Carried interest payments can make for a nice annuity for executives long after they leave a private equity shop. They can also be a source of nasty disputes.
Such is the case at Pacific Corporate Group, a La Jolla, Calif.-based private equity advisory firm, where a former executive has filed a lawsuit claiming he hasn’t been paid all of the investment gains owed him. The firm has counter-sued, arguing it should not have to pay someone whom it believes engaged in an “illegal kick-back scheme,” according to PCG’s cross-complaint.
A trial date of July 1, 2011, in a San Diego, Calif., Superior Court of the State of California has been set for the dispute between PCG and the former executive, Stephen Moseley, in a case that’s also part of the fallout of the recent pay-to-play scandal at the
Led by CEO Christopher Bower, PCG advises institutional clients such as the
Moseley joined PCG in 2001 and served as managing director and co-president of
The details of Moseley’s compensation package aren’t clear, but it wouldn’t be unusual for someone in his position to be entitled to a share of the profits from investments he oversaw. And because of the illiquid nature of the investments, Moseley might not receive distributions until years later.
In fact, PCG made occasional payments to Moseley after he left the firm in 2006, according to a Dec. 2009 letter PCG sent to Moseley. The letter also states PCG would make no further distributions because “you engaged in wrongful activities which caused PCG to incur millions of dollars in damages,” a reference to the New York State pay-to-play scandal.
Moseley filed a suit against PCG this February alleging breach of contract, among other complaints, for failure to pay him all of the compensation he believed was owed to him.
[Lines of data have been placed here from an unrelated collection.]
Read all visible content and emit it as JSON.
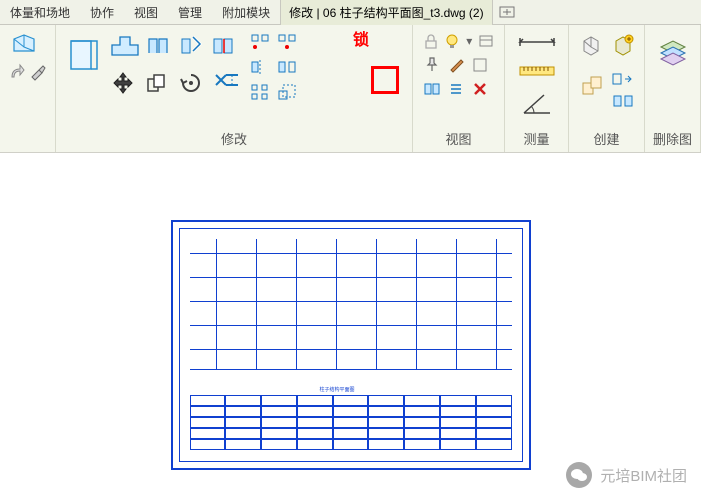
{
  "tabs": {
    "menu": [
      "体量和场地",
      "协作",
      "视图",
      "管理",
      "附加模块"
    ],
    "active": "修改",
    "doc": "06 柱子结构平面图_t3.dwg (2)"
  },
  "panels": {
    "modify": "修改",
    "view": "视图",
    "measure": "测量",
    "create": "创建",
    "delete": "删除图"
  },
  "lock_label": "锁",
  "drawing": {
    "title": "柱子结构平面图"
  },
  "watermark": "元培BIM社团"
}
The suit suggests that PCG accused Moseley of wrongdoing only to deflect blame from the firm’s own role in the New York State scandal.
PCG filed an amended cross-complaint in May. It states that Moseley’s allegations about the firm “must be evaluated in the context of the racketeering, illegal kickbacks, betrayal and deceit” carried out by Moseley and his “co-conspirators.”
One of the alleged co-conspirators is Hank Morris, previously an adviser to ex-New York state comptroller Alan Hevesi, and David Loglisci, the pension fund’s former CIO. Morris has been accused of coercing firms to pay millions in finder’s fees to companies he controlled in return for pledges from the New York State pension to certain private equity funds. Morris is slated to stand trial next spring to face 77 criminal charges. Loglisci and several others have already pleaded guilty for their roles in the operation.
The PCG cross-complaint claims that Moseley chose “to conspire secretly” with Morris “to give Morris a hidden 5 percent interest” in a joint venture being formed by PCG to make private equity investments on behalf of the New York pension. A spokesman for PCG said, “We understand [Moseley] cooperated, and he still might be charged.”
PCG was a minority partner in the joint venture,
Moseley’s attorney, Thomas Stoddard, said his client had “no involvement in the kickback scheme at all.” Stoddard also said that Moseley has “been assured by the attorney general of New York that he is not a target of any investigation.” Moseley is seeking an amount “in the low seven figures,” Stoddard said, for “investment gains identified but not paid.”
After leaving PCG in 2006, Moseley became a managing director at
PCG claims in its cross-complaint that “not only has it paid Moseley all sums to which it believed he was due” but has overpaid him. It said that Moseley’s actions have cost the firm damages, lost profits and attorney’s fees, all of which PCG seeks to recover. It’s seeking economic damages, punitive damages and the return of all profits Moseley earned from “unlawful or unfair practices,” among other demands, although a specific dollar amount is not noted in the demand for damages.
Sidebar: Compensation Disputes at PCG
Sidebar: PCG in its cross-complaint notes that it also recently has withheld distributions from Monte Brem and Tara Blackburn, both former employees of PCG, claiming that because the firm didn’t know about the liabilities to the firm created by the illegal kickback scheme, it didn’t account for those liabilities when it made payments to Brem and Blackburn, and thus they were overpaid. The document also mentions that the firm has claims against other former employees, namely Walter Fitzsimmons and Scott Vollmer. “Only Brem and Blackburn, who are tied with Moseley,” have compensation issues with PCG, said the firm’s spokesman.
Timothy Kelleher and Douglas Meltzer, both currently managing directors with PCG Capital Partners, also have compensation problems with PCG, claiming, in a petition filed in a San Diego Superior Court on Aug. 31, that they believe compensation is due to them for their work running